  • Obolo: itọtọbọ ebum: “expressing reverence and devotion” (source: Enene Enene)
  • Ngäbere: “to cut oneself down before” (“This figure of speech comes from the picture of towering mahoganies in the forest which, under the woodman’s ax, quiver, waver, and then in solemn, thunderous crashing bury their lofty heads in the upstretched arms of the surrounding forest. This is the experience of every true worshiper who sees ‘the Lord, high and lifted up.’ Our own unworthiness brings us low. As the Valientes say, ‘we cut ourselves down before’ His presence. Our heads, which have been carried high in self-confidence, sink lower and lower in worship.)
  • Tzeltal: “ending oneself before God.” (“Only by coming to the end of oneself can one truly worship. The animist worships his deities in the hope of receiving corresponding benefits, and some pagans in Christendom think that church attendance is a guarantee of success in this life and good luck in the future. But God has never set a price on worship except the price that we must pay, namely, ‘coming to the end of ourselves.'”) (Source of this and the one above: Nida 1952, p. 163)
  • Folopa: “dying under God” (“an idiom that roughly back-translates “dying under God” which means lifting up his name and praising him and to acknowledge by everything one does and thanks that God is superior.”) (Source: Anderson / Moore, p. 202)
  • Chokwe: kuivayila — “to rub something on” (“When anyone goes into the presence of a king or other superior, according to native law and custom the inferior gets down on the ground, takes a little earth in the fingers of his right hand, rubs it on his own body, and then claps his hands in homage and the greeting of friendship. It is a token of veneration, of homage, of extreme gratitude for some favor received. It is also a recognition of kingship, lordship, and a prostrating of oneself in its presence. Yet it simply is the applicative form of ‘to rub something on oneself’, this form of the verb giving the value of ‘because of.’ Thus in God’s presence as king and Lord we metaphorically rub dirt on ourselves, thus acknowledging Him for what He really is and what He has done for us.”) (Source: D. B. Long in The Bible Translator 1952, p. 87ff.)
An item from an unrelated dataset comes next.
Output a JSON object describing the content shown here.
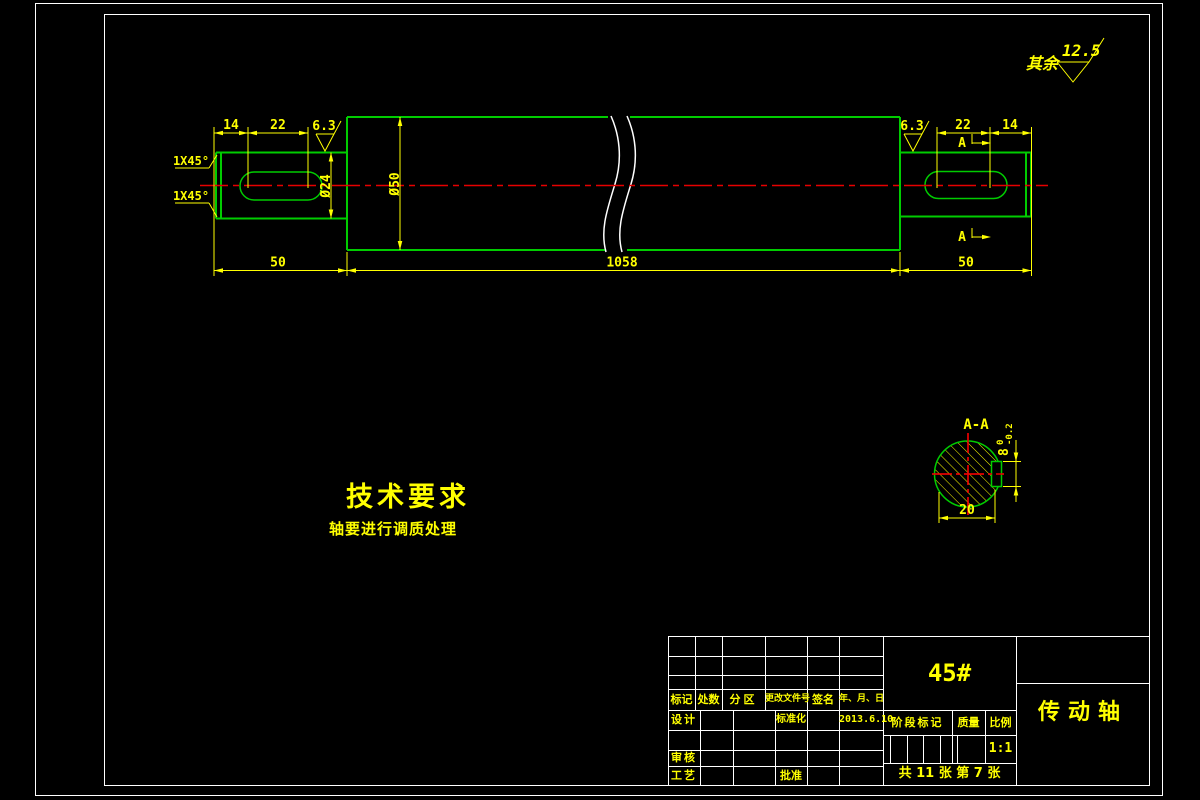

In Luang it is translated with different shades of meaning:

  • For Mark 15:19 and Matt. 2:8 and 2:11: “uh’idma-rrama llia’ara” — “to kiss the fingernail and lick the heel”
  • For Acts 16:14: ra’uli-rawedi — “to praise-talk about”
  • For Acts 14:15, 15:20, 17:16, 17:25: hoi-tani — “serve right hand – serve left”
  • For Acts 13:16 and 13:26: una-umta’ata — “respect-fear”
  • For 2 Thess. 2:4: kola tieru awur nehla — “hold waist – hug neck”

Source: Kathy Taber in Notes on Translation 1/1999, p. 9-16.